The film was smuggled out of the camp by the Polish underground, hidden inside a tube of toothpaste by Helena Dantón, who worked in the SS canteen. A note dated September 4, 1944, and signed Stakło, written by political prisoners Józef Cyrankiewicz and Stanisław Kłodziński, was attached to the film. It asked that the photographs be sent to “Tell,” Teresa Łasocka-Estreicher of the underground in Kraków:
When the photographs were first distributed by the Polish resistance, they were cropped to focus on the figures, with the black frames in the two fire-pit images removed. Photography historian Janina Struk said that Łasocka-Estreicher asked Polish photographer Stanisław Mucha to make prints, and it is assumed that it was Mucha who decided to crop them.
The photographs were numbered 280–283 by the Auschwitz-Birkenau State Museum. Nos. 280 and 281 show the cremation of corpses in a fire pit, shot through the black frame of the gas chamber’s doorway or window. No. 282 shows a group of naked women just before they enter the gas chamber. No. 283 is an image of trees, the result of the photographer aiming too high.

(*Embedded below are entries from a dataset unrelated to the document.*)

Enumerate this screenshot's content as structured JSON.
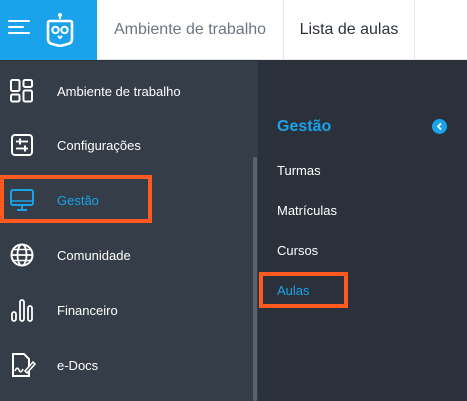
{
  "header": {
    "tabs": [
      {
        "label": "Ambiente de trabalho"
      },
      {
        "label": "Lista de aulas"
      }
    ]
  },
  "sidebar": {
    "items": [
      {
        "label": "Ambiente de trabalho",
        "icon": "dashboard-grid-icon"
      },
      {
        "label": "Configurações",
        "icon": "sliders-icon"
      },
      {
        "label": "Gestão",
        "icon": "monitor-icon",
        "active": true
      },
      {
        "label": "Comunidade",
        "icon": "globe-icon"
      },
      {
        "label": "Financeiro",
        "icon": "bar-chart-icon"
      },
      {
        "label": "e-Docs",
        "icon": "document-signature-icon"
      }
    ]
  },
  "submenu": {
    "title": "Gestão",
    "items": [
      {
        "label": "Turmas"
      },
      {
        "label": "Matrículas"
      },
      {
        "label": "Cursos"
      },
      {
        "label": "Aulas",
        "active": true
      }
    ]
  },
  "colors": {
    "brand": "#1aa3ea",
    "highlight": "#ff5a1f",
    "sidebar_bg": "#353d48",
    "submenu_bg": "#2a313b"
  }
}
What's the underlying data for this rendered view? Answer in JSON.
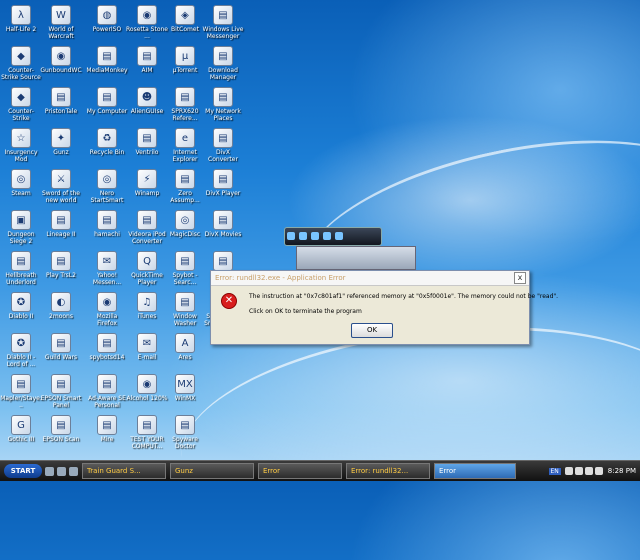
{
  "desktop_icons": [
    {
      "label": "Half-Life 2",
      "glyph": "λ"
    },
    {
      "label": "Counter-Strike Source",
      "glyph": "◆"
    },
    {
      "label": "Counter-Strike",
      "glyph": "◆"
    },
    {
      "label": "Insurgency Mod",
      "glyph": "☆"
    },
    {
      "label": "Steam",
      "glyph": "◎"
    },
    {
      "label": "Dungeon Siege 2",
      "glyph": "▣"
    },
    {
      "label": "Hellbreath Underlord",
      "glyph": "▤"
    },
    {
      "label": "Diablo II",
      "glyph": "✪"
    },
    {
      "label": "Diablo II - Lord of ...",
      "glyph": "✪"
    },
    {
      "label": "Mapler/Staye...",
      "glyph": "▤"
    },
    {
      "label": "Gothic III",
      "glyph": "G"
    },
    {
      "label": "World of Warcraft",
      "glyph": "W"
    },
    {
      "label": "GunboundWC",
      "glyph": "◉"
    },
    {
      "label": "PristonTale",
      "glyph": "▤"
    },
    {
      "label": "Gunz",
      "glyph": "✦"
    },
    {
      "label": "Sword of the new world",
      "glyph": "⚔"
    },
    {
      "label": "Lineage II",
      "glyph": "▤"
    },
    {
      "label": "Play TrsL2",
      "glyph": "▤"
    },
    {
      "label": "2moons",
      "glyph": "◐"
    },
    {
      "label": "Guild Wars",
      "glyph": "▤"
    },
    {
      "label": "EPSON Smart Panel",
      "glyph": "▤"
    },
    {
      "label": "EPSON Scan",
      "glyph": "▤"
    },
    {
      "label": "PowerISO",
      "glyph": "◍"
    },
    {
      "label": "MediaMonkey",
      "glyph": "▤"
    },
    {
      "label": "My Computer",
      "glyph": "▤"
    },
    {
      "label": "Recycle Bin",
      "glyph": "♻"
    },
    {
      "label": "Nero StartSmart",
      "glyph": "◎"
    },
    {
      "label": "hamachi",
      "glyph": "▤"
    },
    {
      "label": "Yahoo! Messen...",
      "glyph": "✉"
    },
    {
      "label": "Mozilla Firefox",
      "glyph": "◉"
    },
    {
      "label": "spybotsd14",
      "glyph": "▤"
    },
    {
      "label": "Ad-Aware SE Personal",
      "glyph": "▤"
    },
    {
      "label": "Mire",
      "glyph": "▤"
    },
    {
      "label": "Rosetta Stone ...",
      "glyph": "◉"
    },
    {
      "label": "AIM",
      "glyph": "▤"
    },
    {
      "label": "AlienGUIse",
      "glyph": "☻"
    },
    {
      "label": "Ventrilo",
      "glyph": "▤"
    },
    {
      "label": "Winamp",
      "glyph": "⚡"
    },
    {
      "label": "Videora iPod Converter",
      "glyph": "▤"
    },
    {
      "label": "QuickTime Player",
      "glyph": "Q"
    },
    {
      "label": "iTunes",
      "glyph": "♫"
    },
    {
      "label": "E-mail",
      "glyph": "✉"
    },
    {
      "label": "Alcohol 120%",
      "glyph": "◉"
    },
    {
      "label": "TEST YOUR COMPUT...",
      "glyph": "▤"
    },
    {
      "label": "BitComet",
      "glyph": "◈"
    },
    {
      "label": "µTorrent",
      "glyph": "µ"
    },
    {
      "label": "SPRX620 Refere...",
      "glyph": "▤"
    },
    {
      "label": "Internet Explorer",
      "glyph": "e"
    },
    {
      "label": "Zero Assump...",
      "glyph": "▤"
    },
    {
      "label": "MagicDisc",
      "glyph": "◎"
    },
    {
      "label": "Spybot - Searc...",
      "glyph": "▤"
    },
    {
      "label": "Window Washer",
      "glyph": "▤"
    },
    {
      "label": "Ares",
      "glyph": "A"
    },
    {
      "label": "WinMX",
      "glyph": "MX"
    },
    {
      "label": "Spyware Doctor",
      "glyph": "▤"
    },
    {
      "label": "Windows Live Messenger",
      "glyph": "▤"
    },
    {
      "label": "Download Manager",
      "glyph": "▤"
    },
    {
      "label": "My Network Places",
      "glyph": "▤"
    },
    {
      "label": "DivX Converter",
      "glyph": "▤"
    },
    {
      "label": "DivX Player",
      "glyph": "▤"
    },
    {
      "label": "DivX Movies",
      "glyph": "▤"
    },
    {
      "label": "Sp...",
      "glyph": "▤"
    },
    {
      "label": "Shortcut to SmitfraudFix",
      "glyph": "▤"
    }
  ],
  "dialog": {
    "title": "Error: rundll32.exe - Application Error",
    "close_label": "x",
    "message": "The instruction at \"0x7c801af1\" referenced memory at \"0x5f0001e\". The memory could not be \"read\".",
    "instruction": "Click on OK to terminate the program",
    "ok_label": "OK",
    "icon": "error-icon"
  },
  "taskbar": {
    "start_label": "START",
    "tasks": [
      {
        "label": "Train Guard S...",
        "active": false
      },
      {
        "label": "Gunz",
        "active": false
      },
      {
        "label": "Error",
        "active": false
      },
      {
        "label": "Error: rundll32...",
        "active": false
      },
      {
        "label": "Error",
        "active": true
      }
    ],
    "language": "EN",
    "clock": "8:28 PM"
  },
  "colors": {
    "desktop": "#1c7fd6",
    "dialog_bg": "#ece9d8",
    "error_red": "#d81e1e",
    "taskbar": "#1e1e1e"
  }
}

Some of the cropped images were published in 1945, attributed to the Sonderkommando member David Szmulewski in a report on Auschwitz-Birkenau by Jan Sehn, a Polish judge. One was exhibited at Auschwitz in 1947, and others were published in 1958 in Warsaw in a book by Stanisław Wrzos-Glinka, Tadeusz Mazur and Jerzy Tomaszewski, published in English as 1939-1945: We Have Not Forgotten.

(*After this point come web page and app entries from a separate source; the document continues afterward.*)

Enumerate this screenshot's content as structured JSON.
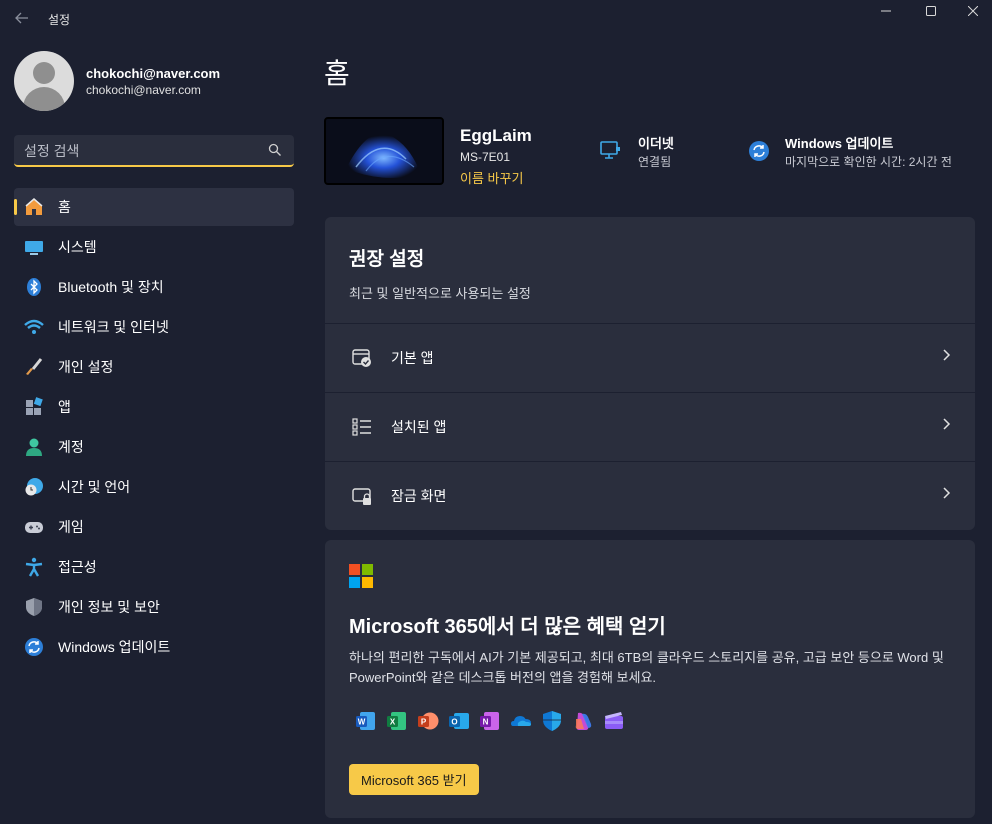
{
  "window": {
    "title": "설정"
  },
  "profile": {
    "name": "chokochi@naver.com",
    "email": "chokochi@naver.com"
  },
  "search": {
    "placeholder": "설정 검색"
  },
  "sidebar": {
    "items": [
      {
        "label": "홈",
        "icon": "home-icon"
      },
      {
        "label": "시스템",
        "icon": "system-icon"
      },
      {
        "label": "Bluetooth 및 장치",
        "icon": "bluetooth-icon"
      },
      {
        "label": "네트워크 및 인터넷",
        "icon": "wifi-icon"
      },
      {
        "label": "개인 설정",
        "icon": "brush-icon"
      },
      {
        "label": "앱",
        "icon": "apps-icon"
      },
      {
        "label": "계정",
        "icon": "account-icon"
      },
      {
        "label": "시간 및 언어",
        "icon": "time-language-icon"
      },
      {
        "label": "게임",
        "icon": "gamepad-icon"
      },
      {
        "label": "접근성",
        "icon": "accessibility-icon"
      },
      {
        "label": "개인 정보 및 보안",
        "icon": "shield-icon"
      },
      {
        "label": "Windows 업데이트",
        "icon": "windows-update-icon"
      }
    ]
  },
  "main": {
    "title": "홈",
    "device": {
      "name": "EggLaim",
      "model": "MS-7E01",
      "rename": "이름 바꾸기"
    },
    "network": {
      "title": "이더넷",
      "status": "연결됨"
    },
    "update": {
      "title": "Windows 업데이트",
      "status": "마지막으로 확인한 시간: 2시간 전"
    },
    "recommended": {
      "title": "권장 설정",
      "subtitle": "최근 및 일반적으로 사용되는 설정",
      "rows": [
        {
          "label": "기본 앱",
          "icon": "default-apps-icon"
        },
        {
          "label": "설치된 앱",
          "icon": "installed-apps-icon"
        },
        {
          "label": "잠금 화면",
          "icon": "lock-screen-icon"
        }
      ]
    },
    "m365": {
      "title": "Microsoft 365에서 더 많은 혜택 얻기",
      "description": "하나의 편리한 구독에서 AI가 기본 제공되고, 최대 6TB의 클라우드 스토리지를 공유, 고급 보안 등으로 Word 및 PowerPoint와 같은 데스크톱 버전의 앱을 경험해 보세요.",
      "button": "Microsoft 365 받기",
      "apps": [
        "word-icon",
        "excel-icon",
        "powerpoint-icon",
        "outlook-icon",
        "onenote-icon",
        "onedrive-icon",
        "defender-icon",
        "copilot-icon",
        "clipchamp-icon"
      ]
    }
  },
  "colors": {
    "accent": "#f7c948",
    "background": "#1c2030",
    "card": "#2a2e3d"
  }
}
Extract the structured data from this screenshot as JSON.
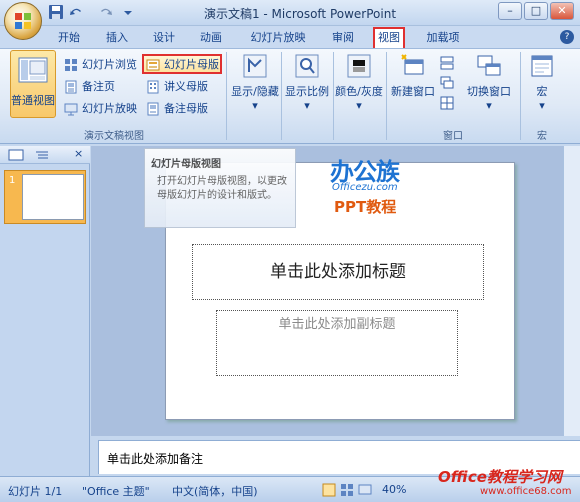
{
  "window": {
    "title": "演示文稿1 - Microsoft PowerPoint",
    "min": "–",
    "max": "□",
    "close": "✕"
  },
  "tabs": [
    {
      "label": "开始"
    },
    {
      "label": "插入"
    },
    {
      "label": "设计"
    },
    {
      "label": "动画"
    },
    {
      "label": "幻灯片放映"
    },
    {
      "label": "审阅"
    },
    {
      "label": "视图"
    },
    {
      "label": "加载项"
    }
  ],
  "help_label": "?",
  "ribbon": {
    "presentation_views": {
      "normal": "普通视图",
      "slide_sorter": "幻灯片浏览",
      "notes_page": "备注页",
      "slide_show": "幻灯片放映",
      "slide_master": "幻灯片母版",
      "handout_master": "讲义母版",
      "notes_master": "备注母版",
      "group_label": "演示文稿视图"
    },
    "show_hide": "显示/隐藏",
    "zoom": "显示比例",
    "color": "颜色/灰度",
    "window_group": {
      "new_window": "新建窗口",
      "switch_windows": "切换窗口",
      "group_label": "窗口"
    },
    "macros": {
      "label": "宏",
      "group_label": "宏"
    },
    "dropdown_arrow": "▾"
  },
  "tooltip": {
    "title": "幻灯片母版视图",
    "body": "打开幻灯片母版视图，以更改母版幻灯片的设计和版式。"
  },
  "slide_pane": {
    "slide_number": "1"
  },
  "slide": {
    "title_placeholder": "单击此处添加标题",
    "subtitle_placeholder": "单击此处添加副标题"
  },
  "notes_placeholder": "单击此处添加备注",
  "watermarks": {
    "site1": "办公族",
    "site1_url": "Officezu.com",
    "site1_sub": "PPT教程",
    "site2": "Office教程学习网",
    "site2_url": "www.office68.com"
  },
  "status": {
    "slide": "幻灯片 1/1",
    "theme": "\"Office 主题\"",
    "language": "中文(简体，中国)",
    "zoom": "40%"
  }
}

Struk added that Władyslaw Pytlik of the resistance movement in Brzeszcze offered testimony about his wartime experiences to the Auschwitz-Birkenau State Museum in 1960, and brought along three prints of the cropped photographs. It was only in 1985, after Pytlik died and his wife donated his photographs to the museum, including the uncropped versions, that the museum realized the prints they had seen before had been cropped.
Source: “Sonderkommando photographs,” Wikipedia.